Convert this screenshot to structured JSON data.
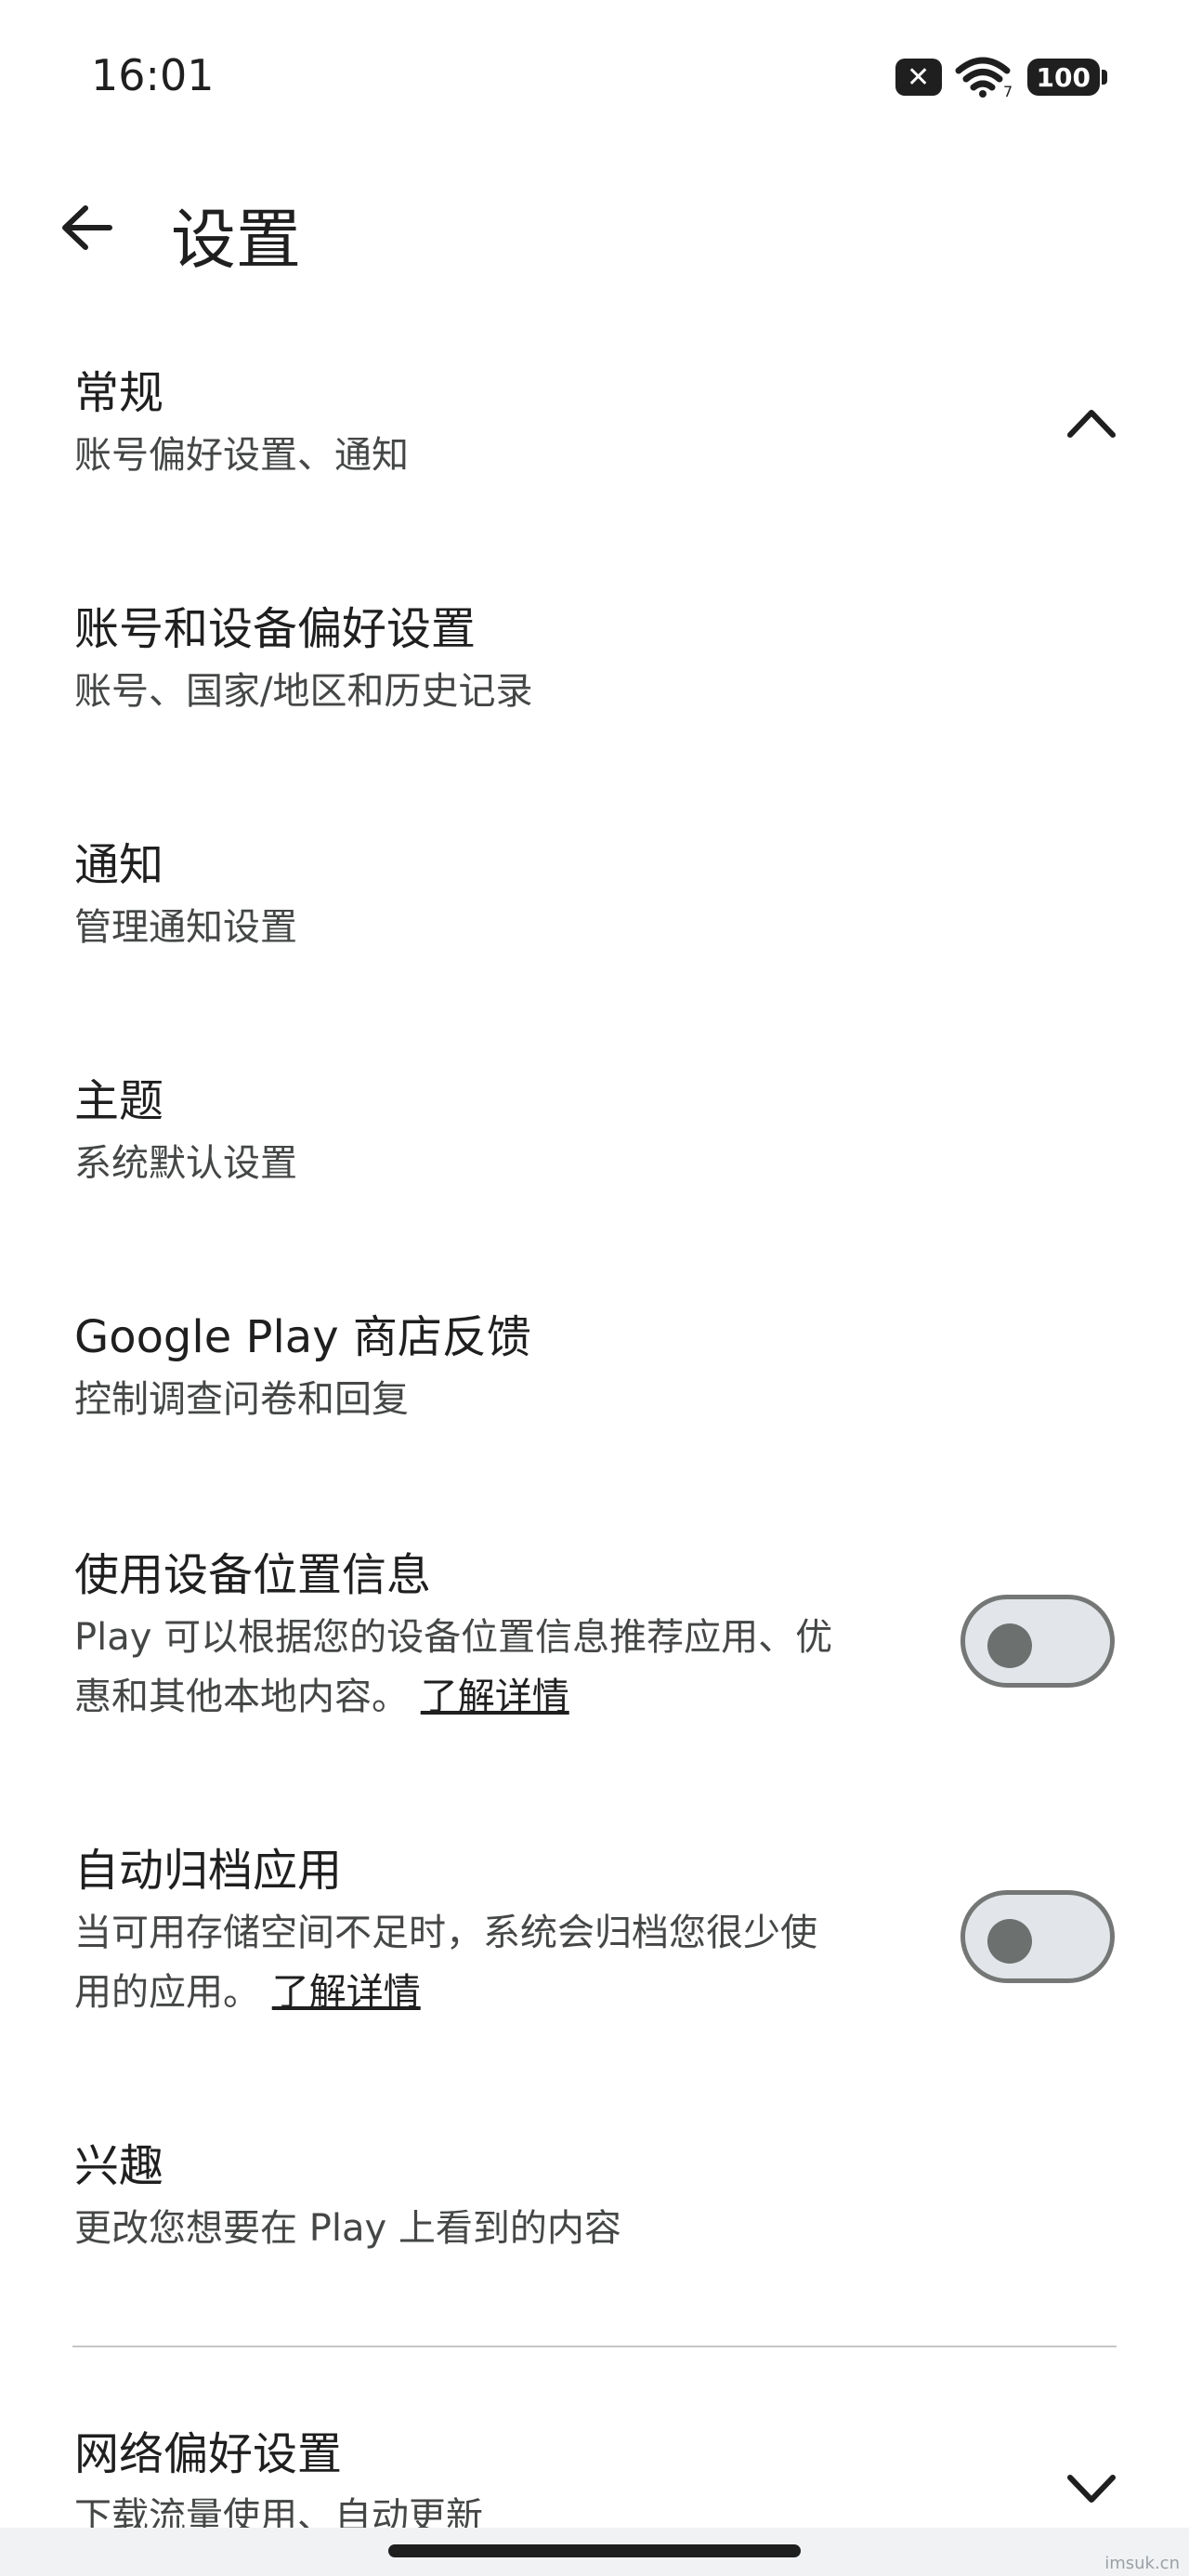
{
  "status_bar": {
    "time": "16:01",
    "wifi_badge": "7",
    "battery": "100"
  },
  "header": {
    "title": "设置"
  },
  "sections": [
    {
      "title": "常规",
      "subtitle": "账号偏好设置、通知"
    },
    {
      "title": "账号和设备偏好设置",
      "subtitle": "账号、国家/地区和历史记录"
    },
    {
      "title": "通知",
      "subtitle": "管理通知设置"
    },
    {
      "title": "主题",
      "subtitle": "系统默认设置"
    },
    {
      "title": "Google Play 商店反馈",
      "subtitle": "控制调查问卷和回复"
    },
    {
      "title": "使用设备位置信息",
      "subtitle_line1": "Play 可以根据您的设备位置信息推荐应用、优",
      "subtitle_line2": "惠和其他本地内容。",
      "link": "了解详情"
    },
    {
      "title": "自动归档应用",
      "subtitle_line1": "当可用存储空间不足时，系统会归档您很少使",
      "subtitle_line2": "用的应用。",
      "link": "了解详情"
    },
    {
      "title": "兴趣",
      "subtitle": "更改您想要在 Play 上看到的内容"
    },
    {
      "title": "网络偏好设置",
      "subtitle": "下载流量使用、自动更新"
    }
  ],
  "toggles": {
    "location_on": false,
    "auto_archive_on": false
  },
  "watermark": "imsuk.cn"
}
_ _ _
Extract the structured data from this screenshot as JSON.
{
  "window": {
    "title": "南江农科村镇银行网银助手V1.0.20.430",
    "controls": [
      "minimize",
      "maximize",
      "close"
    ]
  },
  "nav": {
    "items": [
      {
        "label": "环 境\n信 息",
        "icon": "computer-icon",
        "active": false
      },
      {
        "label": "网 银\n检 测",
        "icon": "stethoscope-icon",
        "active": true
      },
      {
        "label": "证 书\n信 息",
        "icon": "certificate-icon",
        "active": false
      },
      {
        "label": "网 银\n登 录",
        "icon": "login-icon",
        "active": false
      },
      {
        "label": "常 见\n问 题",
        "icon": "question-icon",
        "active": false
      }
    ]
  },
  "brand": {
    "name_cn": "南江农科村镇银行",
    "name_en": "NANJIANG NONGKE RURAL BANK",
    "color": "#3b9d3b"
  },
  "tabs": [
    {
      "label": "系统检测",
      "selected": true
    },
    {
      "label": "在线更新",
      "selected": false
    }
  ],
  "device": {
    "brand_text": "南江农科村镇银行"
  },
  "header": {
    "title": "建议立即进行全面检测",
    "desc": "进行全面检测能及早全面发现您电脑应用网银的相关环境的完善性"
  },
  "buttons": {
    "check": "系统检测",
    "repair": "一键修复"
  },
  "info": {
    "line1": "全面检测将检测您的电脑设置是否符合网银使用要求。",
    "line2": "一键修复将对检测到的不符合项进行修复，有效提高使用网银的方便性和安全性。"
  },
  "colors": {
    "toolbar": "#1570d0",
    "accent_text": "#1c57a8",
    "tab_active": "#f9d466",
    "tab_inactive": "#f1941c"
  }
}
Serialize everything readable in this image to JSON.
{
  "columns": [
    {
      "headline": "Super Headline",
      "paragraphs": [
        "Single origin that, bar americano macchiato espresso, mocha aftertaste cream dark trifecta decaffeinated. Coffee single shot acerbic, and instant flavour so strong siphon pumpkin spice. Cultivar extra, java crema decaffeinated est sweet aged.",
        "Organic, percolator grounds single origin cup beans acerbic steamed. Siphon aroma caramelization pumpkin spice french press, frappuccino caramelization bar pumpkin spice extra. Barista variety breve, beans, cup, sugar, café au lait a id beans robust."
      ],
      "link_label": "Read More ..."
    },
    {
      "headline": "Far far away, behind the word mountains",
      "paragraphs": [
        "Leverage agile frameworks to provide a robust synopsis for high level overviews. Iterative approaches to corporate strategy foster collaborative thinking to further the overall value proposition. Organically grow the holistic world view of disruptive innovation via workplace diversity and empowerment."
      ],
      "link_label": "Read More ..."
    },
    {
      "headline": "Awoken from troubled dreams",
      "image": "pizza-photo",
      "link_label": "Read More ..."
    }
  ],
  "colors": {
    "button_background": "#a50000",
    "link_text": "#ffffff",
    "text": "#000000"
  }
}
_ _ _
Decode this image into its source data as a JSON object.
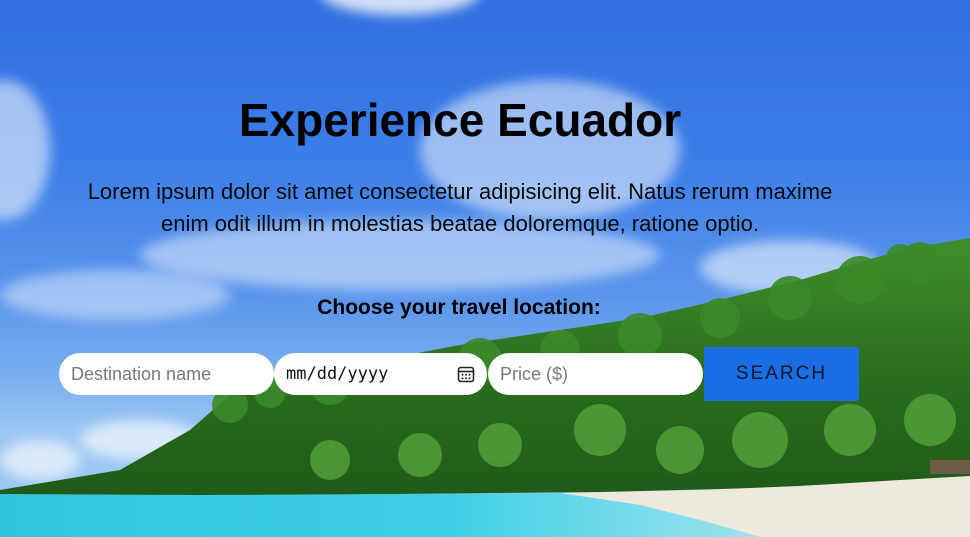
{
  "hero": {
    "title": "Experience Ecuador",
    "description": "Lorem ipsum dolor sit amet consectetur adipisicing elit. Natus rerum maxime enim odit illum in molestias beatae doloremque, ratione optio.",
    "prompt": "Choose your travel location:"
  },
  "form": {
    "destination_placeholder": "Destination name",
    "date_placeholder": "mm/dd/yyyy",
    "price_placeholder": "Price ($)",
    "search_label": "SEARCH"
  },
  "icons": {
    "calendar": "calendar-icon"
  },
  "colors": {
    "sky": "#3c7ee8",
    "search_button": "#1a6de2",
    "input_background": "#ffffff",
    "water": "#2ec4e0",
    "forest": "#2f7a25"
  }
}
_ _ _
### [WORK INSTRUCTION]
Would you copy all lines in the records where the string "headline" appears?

### [RESPONSE]
      "headline": "Super Headline",
      "headline": "Far far away, behind the word mountains",
      "headline": "Awoken from troubled dreams",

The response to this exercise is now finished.